The expected response is the full set of records, unchanged.

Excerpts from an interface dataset
——

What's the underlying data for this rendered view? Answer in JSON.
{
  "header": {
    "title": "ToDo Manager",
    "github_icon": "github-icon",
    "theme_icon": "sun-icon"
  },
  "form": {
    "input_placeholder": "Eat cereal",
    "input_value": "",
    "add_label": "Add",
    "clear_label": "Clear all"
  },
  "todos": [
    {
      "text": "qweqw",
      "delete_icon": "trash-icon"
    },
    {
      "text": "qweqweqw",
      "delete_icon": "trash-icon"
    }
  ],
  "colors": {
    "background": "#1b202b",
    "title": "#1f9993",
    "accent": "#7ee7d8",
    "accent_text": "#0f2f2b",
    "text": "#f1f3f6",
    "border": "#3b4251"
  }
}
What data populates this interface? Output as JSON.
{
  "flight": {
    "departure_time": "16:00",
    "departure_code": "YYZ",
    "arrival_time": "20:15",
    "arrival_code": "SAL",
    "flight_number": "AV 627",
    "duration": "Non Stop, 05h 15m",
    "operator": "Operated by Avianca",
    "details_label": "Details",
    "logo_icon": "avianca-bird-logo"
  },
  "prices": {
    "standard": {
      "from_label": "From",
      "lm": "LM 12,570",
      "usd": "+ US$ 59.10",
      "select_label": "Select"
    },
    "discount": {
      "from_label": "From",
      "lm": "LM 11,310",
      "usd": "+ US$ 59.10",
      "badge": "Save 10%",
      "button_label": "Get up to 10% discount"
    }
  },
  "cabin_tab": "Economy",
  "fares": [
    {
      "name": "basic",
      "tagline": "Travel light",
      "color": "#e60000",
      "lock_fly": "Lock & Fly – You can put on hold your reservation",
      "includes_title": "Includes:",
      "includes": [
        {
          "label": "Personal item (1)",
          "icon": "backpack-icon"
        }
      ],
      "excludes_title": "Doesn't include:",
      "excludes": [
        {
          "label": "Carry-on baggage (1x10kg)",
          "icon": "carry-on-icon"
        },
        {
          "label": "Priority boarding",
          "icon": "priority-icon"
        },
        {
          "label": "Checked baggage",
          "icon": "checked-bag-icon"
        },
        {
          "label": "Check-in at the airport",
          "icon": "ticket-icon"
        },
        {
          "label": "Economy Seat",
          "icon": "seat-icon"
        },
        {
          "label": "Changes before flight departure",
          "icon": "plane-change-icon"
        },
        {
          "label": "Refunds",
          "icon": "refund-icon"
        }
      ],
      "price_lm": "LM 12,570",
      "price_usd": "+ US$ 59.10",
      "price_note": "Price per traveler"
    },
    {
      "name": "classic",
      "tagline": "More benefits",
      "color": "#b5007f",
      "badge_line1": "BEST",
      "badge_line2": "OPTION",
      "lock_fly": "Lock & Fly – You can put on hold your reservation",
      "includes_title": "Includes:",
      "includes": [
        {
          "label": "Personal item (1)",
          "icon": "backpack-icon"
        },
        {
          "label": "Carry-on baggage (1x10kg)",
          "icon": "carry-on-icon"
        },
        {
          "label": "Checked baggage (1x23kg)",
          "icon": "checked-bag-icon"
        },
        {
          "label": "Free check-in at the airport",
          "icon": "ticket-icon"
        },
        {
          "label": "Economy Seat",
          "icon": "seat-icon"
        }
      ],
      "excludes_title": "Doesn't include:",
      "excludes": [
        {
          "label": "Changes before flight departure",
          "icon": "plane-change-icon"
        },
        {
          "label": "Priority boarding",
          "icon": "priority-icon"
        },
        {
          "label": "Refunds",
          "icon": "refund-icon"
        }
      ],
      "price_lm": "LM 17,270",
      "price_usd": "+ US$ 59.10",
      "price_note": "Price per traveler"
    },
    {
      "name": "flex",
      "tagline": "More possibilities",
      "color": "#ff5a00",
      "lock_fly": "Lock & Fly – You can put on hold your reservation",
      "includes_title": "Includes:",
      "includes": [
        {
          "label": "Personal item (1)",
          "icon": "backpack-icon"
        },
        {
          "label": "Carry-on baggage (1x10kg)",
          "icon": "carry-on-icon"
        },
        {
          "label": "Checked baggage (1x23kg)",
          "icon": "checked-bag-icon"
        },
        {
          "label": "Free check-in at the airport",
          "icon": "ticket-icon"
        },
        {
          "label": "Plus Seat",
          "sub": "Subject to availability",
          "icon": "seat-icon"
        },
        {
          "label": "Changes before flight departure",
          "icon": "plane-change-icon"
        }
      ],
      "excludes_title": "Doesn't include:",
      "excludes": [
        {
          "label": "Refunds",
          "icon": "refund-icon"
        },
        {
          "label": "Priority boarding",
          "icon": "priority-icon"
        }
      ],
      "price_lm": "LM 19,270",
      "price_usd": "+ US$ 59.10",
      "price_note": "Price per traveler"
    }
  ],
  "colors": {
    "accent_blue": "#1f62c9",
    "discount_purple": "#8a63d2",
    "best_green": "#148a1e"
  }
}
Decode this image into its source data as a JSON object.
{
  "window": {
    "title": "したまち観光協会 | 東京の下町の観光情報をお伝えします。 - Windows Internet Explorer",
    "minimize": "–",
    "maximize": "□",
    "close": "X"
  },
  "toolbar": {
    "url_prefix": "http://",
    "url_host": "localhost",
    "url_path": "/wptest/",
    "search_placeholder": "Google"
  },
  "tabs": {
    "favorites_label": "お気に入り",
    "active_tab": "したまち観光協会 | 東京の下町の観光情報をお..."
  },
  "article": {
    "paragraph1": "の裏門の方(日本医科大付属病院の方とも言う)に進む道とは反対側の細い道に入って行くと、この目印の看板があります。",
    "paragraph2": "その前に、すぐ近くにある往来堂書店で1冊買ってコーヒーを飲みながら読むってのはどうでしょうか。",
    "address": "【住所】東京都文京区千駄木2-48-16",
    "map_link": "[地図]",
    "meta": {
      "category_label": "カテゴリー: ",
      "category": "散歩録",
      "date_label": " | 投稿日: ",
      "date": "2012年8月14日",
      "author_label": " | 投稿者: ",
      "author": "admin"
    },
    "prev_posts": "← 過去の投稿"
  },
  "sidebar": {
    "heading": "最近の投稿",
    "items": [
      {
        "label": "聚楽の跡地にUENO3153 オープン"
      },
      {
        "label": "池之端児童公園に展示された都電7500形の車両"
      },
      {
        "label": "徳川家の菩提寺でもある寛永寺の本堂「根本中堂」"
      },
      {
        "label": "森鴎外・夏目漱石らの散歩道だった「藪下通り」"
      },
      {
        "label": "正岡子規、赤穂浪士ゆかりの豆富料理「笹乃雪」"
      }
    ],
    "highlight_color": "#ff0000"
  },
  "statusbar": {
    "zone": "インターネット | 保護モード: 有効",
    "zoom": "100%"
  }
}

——

## [Exercise response]
What's the underlying data for this rendered view? Answer in JSON.
{
  "header": {
    "title": "ToDo Manager",
    "github_icon": "github-icon",
    "theme_icon": "sun-icon"
  },
  "form": {
    "input_placeholder": "Eat cereal",
    "input_value": "",
    "add_label": "Add",
    "clear_label": "Clear all"
  },
  "todos": [
    {
      "text": "qweqw",
      "delete_icon": "trash-icon"
    },
    {
      "text": "qweqweqw",
      "delete_icon": "trash-icon"
    }
  ],
  "colors": {
    "background": "#1b202b",
    "title": "#1f9993",
    "accent": "#7ee7d8",
    "accent_text": "#0f2f2b",
    "text": "#f1f3f6",
    "border": "#3b4251"
  }
}
What data populates this interface? Output as JSON.
{
  "flight": {
    "departure_time": "16:00",
    "departure_code": "YYZ",
    "arrival_time": "20:15",
    "arrival_code": "SAL",
    "flight_number": "AV 627",
    "duration": "Non Stop, 05h 15m",
    "operator": "Operated by Avianca",
    "details_label": "Details",
    "logo_icon": "avianca-bird-logo"
  },
  "prices": {
    "standard": {
      "from_label": "From",
      "lm": "LM 12,570",
      "usd": "+ US$ 59.10",
      "select_label": "Select"
    },
    "discount": {
      "from_label": "From",
      "lm": "LM 11,310",
      "usd": "+ US$ 59.10",
      "badge": "Save 10%",
      "button_label": "Get up to 10% discount"
    }
  },
  "cabin_tab": "Economy",
  "fares": [
    {
      "name": "basic",
      "tagline": "Travel light",
      "color": "#e60000",
      "lock_fly": "Lock & Fly – You can put on hold your reservation",
      "includes_title": "Includes:",
      "includes": [
        {
          "label": "Personal item (1)",
          "icon": "backpack-icon"
        }
      ],
      "excludes_title": "Doesn't include:",
      "excludes": [
        {
          "label": "Carry-on baggage (1x10kg)",
          "icon": "carry-on-icon"
        },
        {
          "label": "Priority boarding",
          "icon": "priority-icon"
        },
        {
          "label": "Checked baggage",
          "icon": "checked-bag-icon"
        },
        {
          "label": "Check-in at the airport",
          "icon": "ticket-icon"
        },
        {
          "label": "Economy Seat",
          "icon": "seat-icon"
        },
        {
          "label": "Changes before flight departure",
          "icon": "plane-change-icon"
        },
        {
          "label": "Refunds",
          "icon": "refund-icon"
        }
      ],
      "price_lm": "LM 12,570",
      "price_usd": "+ US$ 59.10",
      "price_note": "Price per traveler"
    },
    {
      "name": "classic",
      "tagline": "More benefits",
      "color": "#b5007f",
      "badge_line1": "BEST",
      "badge_line2": "OPTION",
      "lock_fly": "Lock & Fly – You can put on hold your reservation",
      "includes_title": "Includes:",
      "includes": [
        {
          "label": "Personal item (1)",
          "icon": "backpack-icon"
        },
        {
          "label": "Carry-on baggage (1x10kg)",
          "icon": "carry-on-icon"
        },
        {
          "label": "Checked baggage (1x23kg)",
          "icon": "checked-bag-icon"
        },
        {
          "label": "Free check-in at the airport",
          "icon": "ticket-icon"
        },
        {
          "label": "Economy Seat",
          "icon": "seat-icon"
        }
      ],
      "excludes_title": "Doesn't include:",
      "excludes": [
        {
          "label": "Changes before flight departure",
          "icon": "plane-change-icon"
        },
        {
          "label": "Priority boarding",
          "icon": "priority-icon"
        },
        {
          "label": "Refunds",
          "icon": "refund-icon"
        }
      ],
      "price_lm": "LM 17,270",
      "price_usd": "+ US$ 59.10",
      "price_note": "Price per traveler"
    },
    {
      "name": "flex",
      "tagline": "More possibilities",
      "color": "#ff5a00",
      "lock_fly": "Lock & Fly – You can put on hold your reservation",
      "includes_title": "Includes:",
      "includes": [
        {
          "label": "Personal item (1)",
          "icon": "backpack-icon"
        },
        {
          "label": "Carry-on baggage (1x10kg)",
          "icon": "carry-on-icon"
        },
        {
          "label": "Checked baggage (1x23kg)",
          "icon": "checked-bag-icon"
        },
        {
          "label": "Free check-in at the airport",
          "icon": "ticket-icon"
        },
        {
          "label": "Plus Seat",
          "sub": "Subject to availability",
          "icon": "seat-icon"
        },
        {
          "label": "Changes before flight departure",
          "icon": "plane-change-icon"
        }
      ],
      "excludes_title": "Doesn't include:",
      "excludes": [
        {
          "label": "Refunds",
          "icon": "refund-icon"
        },
        {
          "label": "Priority boarding",
          "icon": "priority-icon"
        }
      ],
      "price_lm": "LM 19,270",
      "price_usd": "+ US$ 59.10",
      "price_note": "Price per traveler"
    }
  ],
  "colors": {
    "accent_blue": "#1f62c9",
    "discount_purple": "#8a63d2",
    "best_green": "#148a1e"
  }
}
Decode this image into its source data as a JSON object.
{
  "window": {
    "title": "したまち観光協会 | 東京の下町の観光情報をお伝えします。 - Windows Internet Explorer",
    "minimize": "–",
    "maximize": "□",
    "close": "X"
  },
  "toolbar": {
    "url_prefix": "http://",
    "url_host": "localhost",
    "url_path": "/wptest/",
    "search_placeholder": "Google"
  },
  "tabs": {
    "favorites_label": "お気に入り",
    "active_tab": "したまち観光協会 | 東京の下町の観光情報をお..."
  },
  "article": {
    "paragraph1": "の裏門の方(日本医科大付属病院の方とも言う)に進む道とは反対側の細い道に入って行くと、この目印の看板があります。",
    "paragraph2": "その前に、すぐ近くにある往来堂書店で1冊買ってコーヒーを飲みながら読むってのはどうでしょうか。",
    "address": "【住所】東京都文京区千駄木2-48-16",
    "map_link": "[地図]",
    "meta": {
      "category_label": "カテゴリー: ",
      "category": "散歩録",
      "date_label": " | 投稿日: ",
      "date": "2012年8月14日",
      "author_label": " | 投稿者: ",
      "author": "admin"
    },
    "prev_posts": "← 過去の投稿"
  },
  "sidebar": {
    "heading": "最近の投稿",
    "items": [
      {
        "label": "聚楽の跡地にUENO3153 オープン"
      },
      {
        "label": "池之端児童公園に展示された都電7500形の車両"
      },
      {
        "label": "徳川家の菩提寺でもある寛永寺の本堂「根本中堂」"
      },
      {
        "label": "森鴎外・夏目漱石らの散歩道だった「藪下通り」"
      },
      {
        "label": "正岡子規、赤穂浪士ゆかりの豆富料理「笹乃雪」"
      }
    ],
    "highlight_color": "#ff0000"
  },
  "statusbar": {
    "zone": "インターネット | 保護モード: 有効",
    "zoom": "100%"
  }
}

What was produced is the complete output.